WHAT TO DO: Reproduce all the entries, matching the original word for word.

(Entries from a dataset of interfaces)

++++++++++++++++++++

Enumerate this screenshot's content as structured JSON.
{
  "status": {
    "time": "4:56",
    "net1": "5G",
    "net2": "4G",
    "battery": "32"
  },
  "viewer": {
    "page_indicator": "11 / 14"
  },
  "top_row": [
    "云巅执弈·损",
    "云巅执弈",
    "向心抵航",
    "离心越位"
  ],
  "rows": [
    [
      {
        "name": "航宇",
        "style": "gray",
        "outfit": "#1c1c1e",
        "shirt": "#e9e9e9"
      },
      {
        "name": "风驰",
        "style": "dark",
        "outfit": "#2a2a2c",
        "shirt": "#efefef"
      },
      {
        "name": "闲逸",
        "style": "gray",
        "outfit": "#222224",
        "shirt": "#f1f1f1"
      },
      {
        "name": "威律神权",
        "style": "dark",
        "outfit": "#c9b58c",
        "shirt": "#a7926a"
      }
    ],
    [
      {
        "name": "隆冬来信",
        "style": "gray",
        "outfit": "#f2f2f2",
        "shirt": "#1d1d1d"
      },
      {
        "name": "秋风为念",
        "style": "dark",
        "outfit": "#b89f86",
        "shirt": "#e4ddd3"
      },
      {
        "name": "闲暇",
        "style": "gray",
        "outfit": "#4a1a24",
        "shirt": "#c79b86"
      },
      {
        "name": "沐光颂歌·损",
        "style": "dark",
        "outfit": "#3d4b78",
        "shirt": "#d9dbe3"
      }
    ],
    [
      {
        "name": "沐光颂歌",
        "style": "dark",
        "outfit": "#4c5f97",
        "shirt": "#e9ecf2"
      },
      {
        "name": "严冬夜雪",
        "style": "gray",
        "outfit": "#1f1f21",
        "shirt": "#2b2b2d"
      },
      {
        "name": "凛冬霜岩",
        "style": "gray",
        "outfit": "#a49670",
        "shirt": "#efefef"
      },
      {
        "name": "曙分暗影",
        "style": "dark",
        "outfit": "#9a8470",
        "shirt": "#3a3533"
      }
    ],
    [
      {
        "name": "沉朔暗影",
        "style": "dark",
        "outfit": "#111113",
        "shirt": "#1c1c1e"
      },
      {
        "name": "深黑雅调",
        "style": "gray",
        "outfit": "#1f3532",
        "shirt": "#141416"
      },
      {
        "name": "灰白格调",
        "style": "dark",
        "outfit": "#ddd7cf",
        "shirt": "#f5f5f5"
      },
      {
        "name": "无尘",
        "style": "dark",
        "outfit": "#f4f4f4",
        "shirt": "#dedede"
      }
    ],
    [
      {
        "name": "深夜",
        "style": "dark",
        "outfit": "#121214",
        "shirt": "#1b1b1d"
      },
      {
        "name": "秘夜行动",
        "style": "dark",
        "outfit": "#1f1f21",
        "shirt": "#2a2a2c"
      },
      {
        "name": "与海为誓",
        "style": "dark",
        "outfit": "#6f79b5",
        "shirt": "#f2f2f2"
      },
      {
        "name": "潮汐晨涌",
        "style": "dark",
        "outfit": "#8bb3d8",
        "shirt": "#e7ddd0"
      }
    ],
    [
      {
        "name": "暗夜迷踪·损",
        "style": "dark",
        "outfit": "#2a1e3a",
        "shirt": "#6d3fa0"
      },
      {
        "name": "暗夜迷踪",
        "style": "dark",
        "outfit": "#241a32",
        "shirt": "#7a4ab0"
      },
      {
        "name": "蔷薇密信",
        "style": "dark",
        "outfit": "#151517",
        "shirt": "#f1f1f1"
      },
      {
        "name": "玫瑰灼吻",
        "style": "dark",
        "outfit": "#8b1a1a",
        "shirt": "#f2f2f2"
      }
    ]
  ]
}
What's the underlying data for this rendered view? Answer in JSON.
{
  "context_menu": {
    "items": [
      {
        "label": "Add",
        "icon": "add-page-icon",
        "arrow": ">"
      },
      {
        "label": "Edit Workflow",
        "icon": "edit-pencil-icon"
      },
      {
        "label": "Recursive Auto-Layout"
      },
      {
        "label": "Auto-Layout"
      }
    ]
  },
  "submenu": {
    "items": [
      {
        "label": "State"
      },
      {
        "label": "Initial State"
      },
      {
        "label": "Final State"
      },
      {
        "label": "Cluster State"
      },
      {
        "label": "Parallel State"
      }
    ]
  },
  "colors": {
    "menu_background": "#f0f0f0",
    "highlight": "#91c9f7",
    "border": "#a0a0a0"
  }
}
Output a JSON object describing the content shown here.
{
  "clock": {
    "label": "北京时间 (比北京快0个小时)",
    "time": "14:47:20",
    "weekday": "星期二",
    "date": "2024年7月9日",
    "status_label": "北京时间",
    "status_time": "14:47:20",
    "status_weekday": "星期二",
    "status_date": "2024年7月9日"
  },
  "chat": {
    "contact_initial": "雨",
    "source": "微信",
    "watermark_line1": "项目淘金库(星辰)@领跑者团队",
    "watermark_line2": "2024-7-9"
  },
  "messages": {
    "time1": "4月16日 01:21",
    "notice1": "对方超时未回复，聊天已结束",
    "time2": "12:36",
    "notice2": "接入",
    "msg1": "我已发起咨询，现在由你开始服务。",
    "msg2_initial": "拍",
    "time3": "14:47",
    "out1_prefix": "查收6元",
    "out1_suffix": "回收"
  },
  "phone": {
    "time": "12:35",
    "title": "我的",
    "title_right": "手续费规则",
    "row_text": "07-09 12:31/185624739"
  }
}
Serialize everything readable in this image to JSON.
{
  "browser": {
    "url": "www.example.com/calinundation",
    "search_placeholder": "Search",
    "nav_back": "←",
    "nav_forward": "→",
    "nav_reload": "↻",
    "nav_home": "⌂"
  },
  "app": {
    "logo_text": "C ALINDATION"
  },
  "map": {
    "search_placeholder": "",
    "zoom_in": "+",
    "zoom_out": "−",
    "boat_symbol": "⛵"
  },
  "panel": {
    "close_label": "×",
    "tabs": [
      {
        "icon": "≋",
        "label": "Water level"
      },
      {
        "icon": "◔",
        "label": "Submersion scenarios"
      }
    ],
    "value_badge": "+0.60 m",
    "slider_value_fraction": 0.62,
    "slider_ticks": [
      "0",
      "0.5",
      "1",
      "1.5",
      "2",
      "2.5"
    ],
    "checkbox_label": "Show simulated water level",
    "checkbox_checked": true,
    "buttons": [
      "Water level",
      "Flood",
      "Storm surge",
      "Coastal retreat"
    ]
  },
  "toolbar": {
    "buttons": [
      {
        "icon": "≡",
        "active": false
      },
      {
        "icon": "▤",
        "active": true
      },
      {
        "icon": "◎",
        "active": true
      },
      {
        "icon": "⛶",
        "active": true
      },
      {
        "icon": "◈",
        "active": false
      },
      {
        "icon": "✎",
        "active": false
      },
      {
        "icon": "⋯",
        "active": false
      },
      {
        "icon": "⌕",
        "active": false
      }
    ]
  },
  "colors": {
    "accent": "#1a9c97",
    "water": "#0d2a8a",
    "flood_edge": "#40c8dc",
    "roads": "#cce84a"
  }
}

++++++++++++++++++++

TASK ANSWER:
Enumerate this screenshot's content as structured JSON.
{
  "status": {
    "time": "4:56",
    "net1": "5G",
    "net2": "4G",
    "battery": "32"
  },
  "viewer": {
    "page_indicator": "11 / 14"
  },
  "top_row": [
    "云巅执弈·损",
    "云巅执弈",
    "向心抵航",
    "离心越位"
  ],
  "rows": [
    [
      {
        "name": "航宇",
        "style": "gray",
        "outfit": "#1c1c1e",
        "shirt": "#e9e9e9"
      },
      {
        "name": "风驰",
        "style": "dark",
        "outfit": "#2a2a2c",
        "shirt": "#efefef"
      },
      {
        "name": "闲逸",
        "style": "gray",
        "outfit": "#222224",
        "shirt": "#f1f1f1"
      },
      {
        "name": "威律神权",
        "style": "dark",
        "outfit": "#c9b58c",
        "shirt": "#a7926a"
      }
    ],
    [
      {
        "name": "隆冬来信",
        "style": "gray",
        "outfit": "#f2f2f2",
        "shirt": "#1d1d1d"
      },
      {
        "name": "秋风为念",
        "style": "dark",
        "outfit": "#b89f86",
        "shirt": "#e4ddd3"
      },
      {
        "name": "闲暇",
        "style": "gray",
        "outfit": "#4a1a24",
        "shirt": "#c79b86"
      },
      {
        "name": "沐光颂歌·损",
        "style": "dark",
        "outfit": "#3d4b78",
        "shirt": "#d9dbe3"
      }
    ],
    [
      {
        "name": "沐光颂歌",
        "style": "dark",
        "outfit": "#4c5f97",
        "shirt": "#e9ecf2"
      },
      {
        "name": "严冬夜雪",
        "style": "gray",
        "outfit": "#1f1f21",
        "shirt": "#2b2b2d"
      },
      {
        "name": "凛冬霜岩",
        "style": "gray",
        "outfit": "#a49670",
        "shirt": "#efefef"
      },
      {
        "name": "曙分暗影",
        "style": "dark",
        "outfit": "#9a8470",
        "shirt": "#3a3533"
      }
    ],
    [
      {
        "name": "沉朔暗影",
        "style": "dark",
        "outfit": "#111113",
        "shirt": "#1c1c1e"
      },
      {
        "name": "深黑雅调",
        "style": "gray",
        "outfit": "#1f3532",
        "shirt": "#141416"
      },
      {
        "name": "灰白格调",
        "style": "dark",
        "outfit": "#ddd7cf",
        "shirt": "#f5f5f5"
      },
      {
        "name": "无尘",
        "style": "dark",
        "outfit": "#f4f4f4",
        "shirt": "#dedede"
      }
    ],
    [
      {
        "name": "深夜",
        "style": "dark",
        "outfit": "#121214",
        "shirt": "#1b1b1d"
      },
      {
        "name": "秘夜行动",
        "style": "dark",
        "outfit": "#1f1f21",
        "shirt": "#2a2a2c"
      },
      {
        "name": "与海为誓",
        "style": "dark",
        "outfit": "#6f79b5",
        "shirt": "#f2f2f2"
      },
      {
        "name": "潮汐晨涌",
        "style": "dark",
        "outfit": "#8bb3d8",
        "shirt": "#e7ddd0"
      }
    ],
    [
      {
        "name": "暗夜迷踪·损",
        "style": "dark",
        "outfit": "#2a1e3a",
        "shirt": "#6d3fa0"
      },
      {
        "name": "暗夜迷踪",
        "style": "dark",
        "outfit": "#241a32",
        "shirt": "#7a4ab0"
      },
      {
        "name": "蔷薇密信",
        "style": "dark",
        "outfit": "#151517",
        "shirt": "#f1f1f1"
      },
      {
        "name": "玫瑰灼吻",
        "style": "dark",
        "outfit": "#8b1a1a",
        "shirt": "#f2f2f2"
      }
    ]
  ]
}
What's the underlying data for this rendered view? Answer in JSON.
{
  "context_menu": {
    "items": [
      {
        "label": "Add",
        "icon": "add-page-icon",
        "arrow": ">"
      },
      {
        "label": "Edit Workflow",
        "icon": "edit-pencil-icon"
      },
      {
        "label": "Recursive Auto-Layout"
      },
      {
        "label": "Auto-Layout"
      }
    ]
  },
  "submenu": {
    "items": [
      {
        "label": "State"
      },
      {
        "label": "Initial State"
      },
      {
        "label": "Final State"
      },
      {
        "label": "Cluster State"
      },
      {
        "label": "Parallel State"
      }
    ]
  },
  "colors": {
    "menu_background": "#f0f0f0",
    "highlight": "#91c9f7",
    "border": "#a0a0a0"
  }
}
Output a JSON object describing the content shown here.
{
  "clock": {
    "label": "北京时间 (比北京快0个小时)",
    "time": "14:47:20",
    "weekday": "星期二",
    "date": "2024年7月9日",
    "status_label": "北京时间",
    "status_time": "14:47:20",
    "status_weekday": "星期二",
    "status_date": "2024年7月9日"
  },
  "chat": {
    "contact_initial": "雨",
    "source": "微信",
    "watermark_line1": "项目淘金库(星辰)@领跑者团队",
    "watermark_line2": "2024-7-9"
  },
  "messages": {
    "time1": "4月16日 01:21",
    "notice1": "对方超时未回复，聊天已结束",
    "time2": "12:36",
    "notice2": "接入",
    "msg1": "我已发起咨询，现在由你开始服务。",
    "msg2_initial": "拍",
    "time3": "14:47",
    "out1_prefix": "查收6元",
    "out1_suffix": "回收"
  },
  "phone": {
    "time": "12:35",
    "title": "我的",
    "title_right": "手续费规则",
    "row_text": "07-09 12:31/185624739"
  }
}
Serialize everything readable in this image to JSON.
{
  "browser": {
    "url": "www.example.com/calinundation",
    "search_placeholder": "Search",
    "nav_back": "←",
    "nav_forward": "→",
    "nav_reload": "↻",
    "nav_home": "⌂"
  },
  "app": {
    "logo_text": "C ALINDATION"
  },
  "map": {
    "search_placeholder": "",
    "zoom_in": "+",
    "zoom_out": "−",
    "boat_symbol": "⛵"
  },
  "panel": {
    "close_label": "×",
    "tabs": [
      {
        "icon": "≋",
        "label": "Water level"
      },
      {
        "icon": "◔",
        "label": "Submersion scenarios"
      }
    ],
    "value_badge": "+0.60 m",
    "slider_value_fraction": 0.62,
    "slider_ticks": [
      "0",
      "0.5",
      "1",
      "1.5",
      "2",
      "2.5"
    ],
    "checkbox_label": "Show simulated water level",
    "checkbox_checked": true,
    "buttons": [
      "Water level",
      "Flood",
      "Storm surge",
      "Coastal retreat"
    ]
  },
  "toolbar": {
    "buttons": [
      {
        "icon": "≡",
        "active": false
      },
      {
        "icon": "▤",
        "active": true
      },
      {
        "icon": "◎",
        "active": true
      },
      {
        "icon": "⛶",
        "active": true
      },
      {
        "icon": "◈",
        "active": false
      },
      {
        "icon": "✎",
        "active": false
      },
      {
        "icon": "⋯",
        "active": false
      },
      {
        "icon": "⌕",
        "active": false
      }
    ]
  },
  "colors": {
    "accent": "#1a9c97",
    "water": "#0d2a8a",
    "flood_edge": "#40c8dc",
    "roads": "#cce84a"
  }
}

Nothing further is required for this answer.